#### Records supplied

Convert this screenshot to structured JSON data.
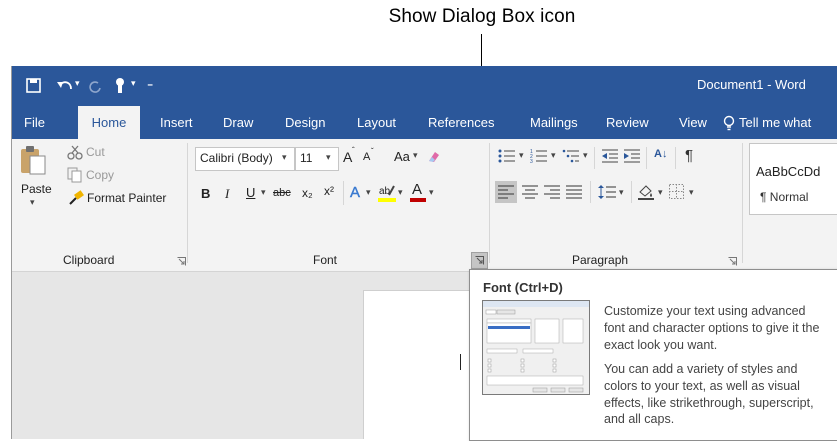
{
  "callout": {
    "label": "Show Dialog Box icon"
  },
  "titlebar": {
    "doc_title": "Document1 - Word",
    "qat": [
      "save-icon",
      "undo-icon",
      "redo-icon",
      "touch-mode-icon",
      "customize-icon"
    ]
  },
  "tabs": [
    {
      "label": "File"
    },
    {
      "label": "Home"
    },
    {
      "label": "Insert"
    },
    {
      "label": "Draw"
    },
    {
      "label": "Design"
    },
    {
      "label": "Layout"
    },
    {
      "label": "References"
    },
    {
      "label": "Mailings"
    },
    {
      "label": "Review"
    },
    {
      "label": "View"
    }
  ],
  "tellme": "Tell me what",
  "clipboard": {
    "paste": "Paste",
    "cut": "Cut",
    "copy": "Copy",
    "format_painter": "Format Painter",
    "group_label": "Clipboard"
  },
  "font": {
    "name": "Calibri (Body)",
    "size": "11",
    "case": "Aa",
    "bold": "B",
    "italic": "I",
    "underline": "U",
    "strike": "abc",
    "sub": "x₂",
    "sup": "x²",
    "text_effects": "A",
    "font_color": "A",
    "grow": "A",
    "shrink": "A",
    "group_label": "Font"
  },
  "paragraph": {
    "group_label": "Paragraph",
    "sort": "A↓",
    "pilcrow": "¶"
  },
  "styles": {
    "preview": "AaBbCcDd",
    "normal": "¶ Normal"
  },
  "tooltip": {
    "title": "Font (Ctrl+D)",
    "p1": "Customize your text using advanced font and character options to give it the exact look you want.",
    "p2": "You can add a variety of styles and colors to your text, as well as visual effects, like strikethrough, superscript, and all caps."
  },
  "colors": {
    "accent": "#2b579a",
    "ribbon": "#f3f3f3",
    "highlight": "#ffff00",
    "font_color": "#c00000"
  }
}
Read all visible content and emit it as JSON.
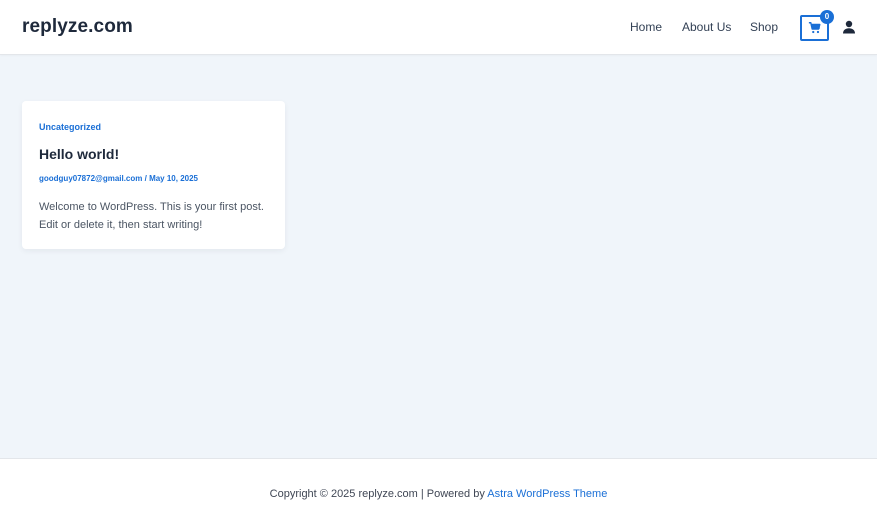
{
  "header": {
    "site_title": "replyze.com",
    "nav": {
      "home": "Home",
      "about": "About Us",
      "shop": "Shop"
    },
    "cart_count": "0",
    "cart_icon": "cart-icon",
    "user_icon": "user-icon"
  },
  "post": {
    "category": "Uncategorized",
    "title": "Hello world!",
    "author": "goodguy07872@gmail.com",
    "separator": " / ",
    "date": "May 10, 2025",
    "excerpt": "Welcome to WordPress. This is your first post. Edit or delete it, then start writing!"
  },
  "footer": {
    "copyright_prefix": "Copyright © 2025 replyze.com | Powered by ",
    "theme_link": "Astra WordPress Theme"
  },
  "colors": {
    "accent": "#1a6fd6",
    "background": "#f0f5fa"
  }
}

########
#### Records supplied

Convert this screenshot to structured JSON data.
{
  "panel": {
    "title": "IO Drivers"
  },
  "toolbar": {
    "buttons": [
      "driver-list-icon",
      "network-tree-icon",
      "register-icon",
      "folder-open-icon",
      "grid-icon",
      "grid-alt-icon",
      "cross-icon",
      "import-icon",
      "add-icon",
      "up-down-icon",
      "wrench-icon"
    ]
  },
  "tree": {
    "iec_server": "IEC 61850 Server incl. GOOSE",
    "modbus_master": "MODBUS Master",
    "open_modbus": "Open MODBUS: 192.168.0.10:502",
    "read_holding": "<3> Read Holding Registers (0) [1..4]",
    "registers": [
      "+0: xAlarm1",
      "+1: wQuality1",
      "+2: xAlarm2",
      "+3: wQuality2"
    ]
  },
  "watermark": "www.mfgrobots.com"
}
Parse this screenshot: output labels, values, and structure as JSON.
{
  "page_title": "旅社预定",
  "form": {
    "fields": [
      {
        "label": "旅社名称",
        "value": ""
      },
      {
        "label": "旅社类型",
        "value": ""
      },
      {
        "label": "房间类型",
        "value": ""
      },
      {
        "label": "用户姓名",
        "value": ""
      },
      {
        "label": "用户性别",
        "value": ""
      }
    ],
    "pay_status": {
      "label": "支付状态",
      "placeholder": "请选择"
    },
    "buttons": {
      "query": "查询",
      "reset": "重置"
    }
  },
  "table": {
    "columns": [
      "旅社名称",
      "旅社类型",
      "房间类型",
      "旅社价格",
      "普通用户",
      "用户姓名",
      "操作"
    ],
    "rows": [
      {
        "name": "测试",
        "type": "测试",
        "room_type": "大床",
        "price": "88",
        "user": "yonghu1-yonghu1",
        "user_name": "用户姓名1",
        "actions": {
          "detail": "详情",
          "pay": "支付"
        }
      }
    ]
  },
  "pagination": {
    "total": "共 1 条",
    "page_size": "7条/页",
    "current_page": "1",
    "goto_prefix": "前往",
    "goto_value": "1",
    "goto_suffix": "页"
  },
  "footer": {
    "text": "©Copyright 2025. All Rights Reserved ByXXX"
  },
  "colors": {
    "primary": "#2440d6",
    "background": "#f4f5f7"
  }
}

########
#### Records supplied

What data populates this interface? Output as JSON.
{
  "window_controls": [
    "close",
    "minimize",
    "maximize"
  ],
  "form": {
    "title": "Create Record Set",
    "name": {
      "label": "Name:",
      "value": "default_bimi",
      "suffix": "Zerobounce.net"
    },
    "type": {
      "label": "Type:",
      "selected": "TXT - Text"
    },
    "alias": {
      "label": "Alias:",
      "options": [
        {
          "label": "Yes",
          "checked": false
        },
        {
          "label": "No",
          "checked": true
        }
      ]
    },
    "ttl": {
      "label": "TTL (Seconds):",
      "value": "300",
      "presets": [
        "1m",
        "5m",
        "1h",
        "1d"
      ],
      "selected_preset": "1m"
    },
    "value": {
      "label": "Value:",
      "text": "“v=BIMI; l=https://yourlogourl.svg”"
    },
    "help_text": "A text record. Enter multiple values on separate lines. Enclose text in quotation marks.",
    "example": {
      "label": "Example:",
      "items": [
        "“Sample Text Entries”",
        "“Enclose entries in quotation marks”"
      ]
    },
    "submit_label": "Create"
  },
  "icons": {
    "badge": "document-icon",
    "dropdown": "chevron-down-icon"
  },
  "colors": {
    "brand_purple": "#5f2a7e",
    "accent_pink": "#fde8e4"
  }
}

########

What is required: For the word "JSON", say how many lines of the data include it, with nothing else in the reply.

Result of the exercise: 5